» Instructions to follow
Give back all the data exactly as it was written.

::: Information supplied

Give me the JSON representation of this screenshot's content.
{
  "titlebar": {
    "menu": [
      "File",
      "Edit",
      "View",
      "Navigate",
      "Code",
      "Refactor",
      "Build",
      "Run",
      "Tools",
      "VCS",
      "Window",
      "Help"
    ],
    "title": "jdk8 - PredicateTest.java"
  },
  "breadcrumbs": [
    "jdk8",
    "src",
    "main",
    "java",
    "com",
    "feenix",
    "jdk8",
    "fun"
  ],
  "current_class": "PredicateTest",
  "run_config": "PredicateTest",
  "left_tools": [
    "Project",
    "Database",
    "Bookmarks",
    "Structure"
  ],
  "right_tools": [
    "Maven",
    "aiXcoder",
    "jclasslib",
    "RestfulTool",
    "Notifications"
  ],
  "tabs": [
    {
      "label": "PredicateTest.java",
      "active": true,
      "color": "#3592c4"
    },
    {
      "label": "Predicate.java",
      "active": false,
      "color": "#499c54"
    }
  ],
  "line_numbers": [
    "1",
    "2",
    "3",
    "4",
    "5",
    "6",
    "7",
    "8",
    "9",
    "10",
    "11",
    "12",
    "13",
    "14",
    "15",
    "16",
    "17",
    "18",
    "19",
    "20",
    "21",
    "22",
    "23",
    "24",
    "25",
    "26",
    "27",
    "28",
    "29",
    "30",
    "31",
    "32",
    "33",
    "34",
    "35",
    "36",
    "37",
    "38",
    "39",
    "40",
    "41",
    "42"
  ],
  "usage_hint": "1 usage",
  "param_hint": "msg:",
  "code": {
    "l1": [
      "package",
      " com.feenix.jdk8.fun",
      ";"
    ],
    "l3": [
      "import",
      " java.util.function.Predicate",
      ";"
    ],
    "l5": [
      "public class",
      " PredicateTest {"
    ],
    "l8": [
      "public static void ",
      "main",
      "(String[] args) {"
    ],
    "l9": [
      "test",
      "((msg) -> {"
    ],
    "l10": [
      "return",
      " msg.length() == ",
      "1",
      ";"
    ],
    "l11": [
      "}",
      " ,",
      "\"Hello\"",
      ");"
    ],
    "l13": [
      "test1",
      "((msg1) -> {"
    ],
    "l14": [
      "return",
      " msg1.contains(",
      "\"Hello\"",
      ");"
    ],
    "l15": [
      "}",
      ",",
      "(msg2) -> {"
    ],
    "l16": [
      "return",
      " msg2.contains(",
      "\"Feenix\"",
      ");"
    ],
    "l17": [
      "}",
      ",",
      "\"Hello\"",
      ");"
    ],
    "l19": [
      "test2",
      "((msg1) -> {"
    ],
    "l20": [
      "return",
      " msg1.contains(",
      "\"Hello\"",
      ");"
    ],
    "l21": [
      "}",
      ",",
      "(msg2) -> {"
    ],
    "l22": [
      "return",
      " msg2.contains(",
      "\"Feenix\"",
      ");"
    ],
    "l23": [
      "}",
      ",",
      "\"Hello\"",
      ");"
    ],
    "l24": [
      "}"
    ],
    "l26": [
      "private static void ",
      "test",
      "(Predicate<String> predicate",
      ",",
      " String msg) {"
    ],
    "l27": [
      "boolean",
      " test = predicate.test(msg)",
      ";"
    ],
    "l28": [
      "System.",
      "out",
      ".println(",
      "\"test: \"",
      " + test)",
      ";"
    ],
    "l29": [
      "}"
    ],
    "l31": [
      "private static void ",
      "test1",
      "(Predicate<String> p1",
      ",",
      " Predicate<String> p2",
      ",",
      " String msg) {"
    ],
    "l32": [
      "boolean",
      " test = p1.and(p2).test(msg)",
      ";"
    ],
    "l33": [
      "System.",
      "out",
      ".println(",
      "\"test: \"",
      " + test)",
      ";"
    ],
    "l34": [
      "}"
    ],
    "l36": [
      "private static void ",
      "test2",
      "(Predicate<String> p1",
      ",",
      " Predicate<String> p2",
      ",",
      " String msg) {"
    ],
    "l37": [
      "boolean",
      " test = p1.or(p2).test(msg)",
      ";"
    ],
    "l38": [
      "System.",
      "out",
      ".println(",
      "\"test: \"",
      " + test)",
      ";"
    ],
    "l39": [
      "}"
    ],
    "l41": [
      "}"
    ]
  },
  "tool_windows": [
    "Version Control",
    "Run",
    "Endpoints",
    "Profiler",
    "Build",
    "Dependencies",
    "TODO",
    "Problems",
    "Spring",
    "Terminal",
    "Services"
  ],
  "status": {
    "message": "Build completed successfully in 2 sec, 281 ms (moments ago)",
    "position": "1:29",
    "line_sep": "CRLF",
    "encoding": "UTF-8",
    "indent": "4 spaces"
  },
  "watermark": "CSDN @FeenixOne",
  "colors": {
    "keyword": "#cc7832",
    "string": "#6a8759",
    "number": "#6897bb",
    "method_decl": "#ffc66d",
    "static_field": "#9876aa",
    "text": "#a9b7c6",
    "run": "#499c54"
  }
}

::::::

» Answer to this exercise
Give me the JSON representation of this screenshot's content.
{
  "titlebar": {
    "menu": [
      "File",
      "Edit",
      "View",
      "Navigate",
      "Code",
      "Refactor",
      "Build",
      "Run",
      "Tools",
      "VCS",
      "Window",
      "Help"
    ],
    "title": "jdk8 - PredicateTest.java"
  },
  "breadcrumbs": [
    "jdk8",
    "src",
    "main",
    "java",
    "com",
    "feenix",
    "jdk8",
    "fun"
  ],
  "current_class": "PredicateTest",
  "run_config": "PredicateTest",
  "left_tools": [
    "Project",
    "Database",
    "Bookmarks",
    "Structure"
  ],
  "right_tools": [
    "Maven",
    "aiXcoder",
    "jclasslib",
    "RestfulTool",
    "Notifications"
  ],
  "tabs": [
    {
      "label": "PredicateTest.java",
      "active": true,
      "color": "#3592c4"
    },
    {
      "label": "Predicate.java",
      "active": false,
      "color": "#499c54"
    }
  ],
  "line_numbers": [
    "1",
    "2",
    "3",
    "4",
    "5",
    "6",
    "7",
    "8",
    "9",
    "10",
    "11",
    "12",
    "13",
    "14",
    "15",
    "16",
    "17",
    "18",
    "19",
    "20",
    "21",
    "22",
    "23",
    "24",
    "25",
    "26",
    "27",
    "28",
    "29",
    "30",
    "31",
    "32",
    "33",
    "34",
    "35",
    "36",
    "37",
    "38",
    "39",
    "40",
    "41",
    "42"
  ],
  "usage_hint": "1 usage",
  "param_hint": "msg:",
  "code": {
    "l1": [
      "package",
      " com.feenix.jdk8.fun",
      ";"
    ],
    "l3": [
      "import",
      " java.util.function.Predicate",
      ";"
    ],
    "l5": [
      "public class",
      " PredicateTest {"
    ],
    "l8": [
      "public static void ",
      "main",
      "(String[] args) {"
    ],
    "l9": [
      "test",
      "((msg) -> {"
    ],
    "l10": [
      "return",
      " msg.length() == ",
      "1",
      ";"
    ],
    "l11": [
      "}",
      " ,",
      "\"Hello\"",
      ");"
    ],
    "l13": [
      "test1",
      "((msg1) -> {"
    ],
    "l14": [
      "return",
      " msg1.contains(",
      "\"Hello\"",
      ");"
    ],
    "l15": [
      "}",
      ",",
      "(msg2) -> {"
    ],
    "l16": [
      "return",
      " msg2.contains(",
      "\"Feenix\"",
      ");"
    ],
    "l17": [
      "}",
      ",",
      "\"Hello\"",
      ");"
    ],
    "l19": [
      "test2",
      "((msg1) -> {"
    ],
    "l20": [
      "return",
      " msg1.contains(",
      "\"Hello\"",
      ");"
    ],
    "l21": [
      "}",
      ",",
      "(msg2) -> {"
    ],
    "l22": [
      "return",
      " msg2.contains(",
      "\"Feenix\"",
      ");"
    ],
    "l23": [
      "}",
      ",",
      "\"Hello\"",
      ");"
    ],
    "l24": [
      "}"
    ],
    "l26": [
      "private static void ",
      "test",
      "(Predicate<String> predicate",
      ",",
      " String msg) {"
    ],
    "l27": [
      "boolean",
      " test = predicate.test(msg)",
      ";"
    ],
    "l28": [
      "System.",
      "out",
      ".println(",
      "\"test: \"",
      " + test)",
      ";"
    ],
    "l29": [
      "}"
    ],
    "l31": [
      "private static void ",
      "test1",
      "(Predicate<String> p1",
      ",",
      " Predicate<String> p2",
      ",",
      " String msg) {"
    ],
    "l32": [
      "boolean",
      " test = p1.and(p2).test(msg)",
      ";"
    ],
    "l33": [
      "System.",
      "out",
      ".println(",
      "\"test: \"",
      " + test)",
      ";"
    ],
    "l34": [
      "}"
    ],
    "l36": [
      "private static void ",
      "test2",
      "(Predicate<String> p1",
      ",",
      " Predicate<String> p2",
      ",",
      " String msg) {"
    ],
    "l37": [
      "boolean",
      " test = p1.or(p2).test(msg)",
      ";"
    ],
    "l38": [
      "System.",
      "out",
      ".println(",
      "\"test: \"",
      " + test)",
      ";"
    ],
    "l39": [
      "}"
    ],
    "l41": [
      "}"
    ]
  },
  "tool_windows": [
    "Version Control",
    "Run",
    "Endpoints",
    "Profiler",
    "Build",
    "Dependencies",
    "TODO",
    "Problems",
    "Spring",
    "Terminal",
    "Services"
  ],
  "status": {
    "message": "Build completed successfully in 2 sec, 281 ms (moments ago)",
    "position": "1:29",
    "line_sep": "CRLF",
    "encoding": "UTF-8",
    "indent": "4 spaces"
  },
  "watermark": "CSDN @FeenixOne",
  "colors": {
    "keyword": "#cc7832",
    "string": "#6a8759",
    "number": "#6897bb",
    "method_decl": "#ffc66d",
    "static_field": "#9876aa",
    "text": "#a9b7c6",
    "run": "#499c54"
  }
}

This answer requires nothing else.